Gordon Cooper after completing a five-hour altitude chamber training session in January of 1963, in preparation for the Mercury Atlas 9 mission later that year. Photo via NASA
Where did Cooper go to school?
Because of his military career, Cooper attended several different colleges and universities before getting his degree. He took a year’s worth of night classes at a University of Maryland extension while stationed in Germany with the 86th Fighter Bomber Group in the early 1950s. Then, upon returning to the United States in 1954, Cooper attended the Air Force Institute of Technology at Dayton Ohio’s Wright-Patterson Air Force Base. In 1956, the AFIT awarded Cooper his bachelor’s degree in aeronautical engineering.
One other item of educational note: in his earlier years, Cooper was heavily involved with the Boy Scouts, and finished his time with them as a Life Scout–the organiztion’s second-highest rank.
How tall was he?
Cooper was a product of the time: he stood 5′ 8″ and weighed 155 pounds in his heyday. His personality, on the other hand, was far larger. Consider the following anecdote from former NASA Flight Director Gene Krantz, who recalled the first time he met Cooper in his book Failure Is Not An Option:
After the plane rolled to a stop…a shiny new Chevrolet convertible wheeled to a halt just beyond the wingtip. An Air Force enlisted man popped out, saluted, and held open the car’s door for a curly-haired guy in civilian clothes, a fellow passenger who deplaned ahead of me [and offered me a ride to Cape Canaveral].
After clearing the plane, he peeled into a 180-degree turn and raced along the ramp for 100 yards, my neck snapping back as he floored the Chevy. I had never driven this fast on a military base in my life. I was thinking I had hitched a ride with a madman, or at least someone who apparently had no concern about being pulled over the Air Police for speeding and breaking every regulation in the book.
Hitting the highway, he made a wide turn and a hard left, burning rubber. In no time, he had the needle quivering between eighty and ninety miles an hour. After a joyful cry of ‘Eeeeee hah,’ he turned and offered his hand, saying, ‘Hi, I’m Gordo Cooper.’ I had just met my first Mercury astronaut.
Cooper with a model of the MA-9 rocket. Photo via NASA
How did Gordon Cooper die? And where is he buried?
Cooper passed away on October 5th, 2004. According to his New York Times obituary, Cooper died of natural causes at home in Ventura, California. At the time, he was survived by his second wife, Suzan Taylor, who he married in 1972, along with their daughters Elisabeth and Colleen; and, from Cooper’s first marriage (to Trudy B. Olson), by his daughters Camala and Janita. (Janita Lee Stone has since died, as has Trudy B. Olson.)

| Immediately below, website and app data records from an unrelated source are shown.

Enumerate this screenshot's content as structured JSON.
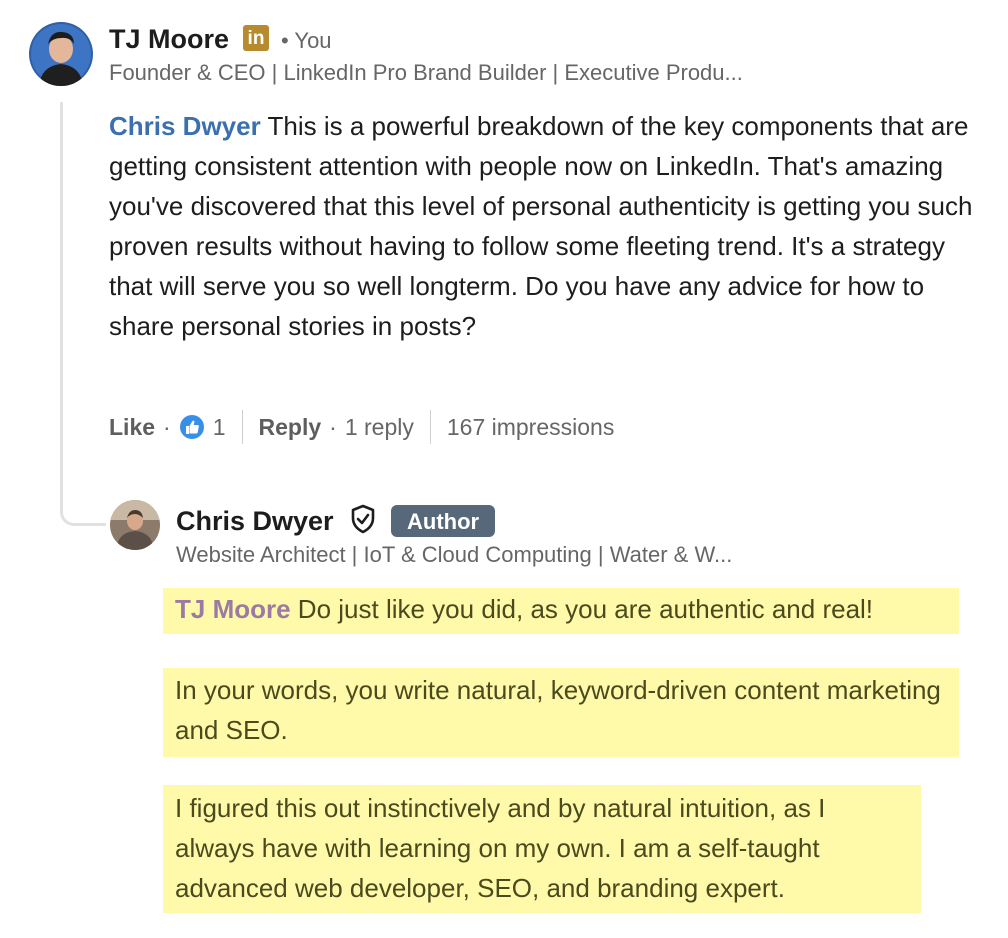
{
  "comment": {
    "author_name": "TJ Moore",
    "linkedin_badge": "in",
    "you_label": "• You",
    "headline": "Founder & CEO | LinkedIn Pro Brand Builder | Executive Produ...",
    "mention": "Chris Dwyer",
    "text": " This is a powerful breakdown of the key components that are getting consistent attention with people now on LinkedIn. That's amazing you've discovered that this level of personal authenticity is getting you such proven results without having to follow some fleeting trend. It's a strategy that will serve you so well longterm. Do you have any advice for how to share personal stories in posts?",
    "like_label": "Like",
    "like_count": "1",
    "reply_label": "Reply",
    "reply_count": "1 reply",
    "impressions": "167 impressions"
  },
  "reply": {
    "author_name": "Chris Dwyer",
    "author_badge": "Author",
    "headline": "Website Architect | IoT & Cloud Computing | Water & W...",
    "mention": "TJ Moore",
    "paragraph1": " Do just like you did, as you are authentic and real!",
    "paragraph2": "In your words, you write natural, keyword-driven content marketing and SEO.",
    "paragraph3": "I figured this out instinctively and by natural intuition, as I always have with learning on my own. I am a self-taught advanced web developer, SEO, and branding expert."
  },
  "icons": {
    "verified": "shield-check-icon",
    "reaction": "thumbs-up-icon",
    "linkedin": "linkedin-icon"
  },
  "colors": {
    "mention": "#3a6fb0",
    "highlight": "#fefaa9",
    "author_badge": "#56687a",
    "linkedin_badge": "#b88a2e"
  }
}
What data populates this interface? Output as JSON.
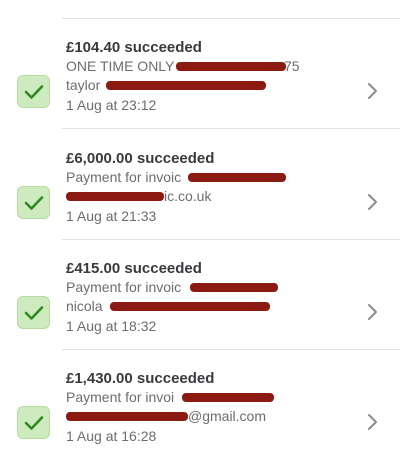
{
  "payments": [
    {
      "amount_status": "£104.40 succeeded",
      "description_visible": "ONE TIME ONLY",
      "description_suffix": "75",
      "customer_visible": "taylor",
      "customer_suffix": "",
      "time": "1 Aug at 23:12"
    },
    {
      "amount_status": "£6,000.00 succeeded",
      "description_visible": "Payment for invoic",
      "description_suffix": "",
      "customer_visible": "",
      "customer_suffix": "ic.co.uk",
      "time": "1 Aug at 21:33"
    },
    {
      "amount_status": "£415.00 succeeded",
      "description_visible": "Payment for invoic",
      "description_suffix": "",
      "customer_visible": "nicola",
      "customer_suffix": "",
      "time": "1 Aug at 18:32"
    },
    {
      "amount_status": "£1,430.00 succeeded",
      "description_visible": "Payment for invoi",
      "description_suffix": "",
      "customer_visible": "",
      "customer_suffix": "@gmail.com",
      "time": "1 Aug at 16:28"
    }
  ],
  "icons": {
    "status": "checkmark-icon",
    "disclosure": "chevron-right-icon"
  },
  "colors": {
    "success_fill": "#cdebbf",
    "success_check": "#2f8a1e",
    "redaction": "#8b1b12"
  }
}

As for Gordon Cooper’s grave–well, what else would you expect for the man but a burial in space? Celestis, a company that specializes in shooting the cremated remains of your loved ones into orbit, intended to do just that with Cooper’s ashes–along with those of NASA engineer Bob Shrake, and James Doohan, best known for playing Scotty on Star Trek–on a 2007 flight. But the spacecraft, rather ignominously, didn’t make it into space. A 2012 SpaceX flight finally got them there. According to Associated Press coverage, the “special container” containing the ashes of the three men was expected to “remain in orbit for about a year,” and then burn up upon re-entry into the Earth’s atmosphere.
Cooper’s Treasure airs Tuesday nights at 10 on Discovery.
(Photo credits: How did Gordon Cooper die via NASA)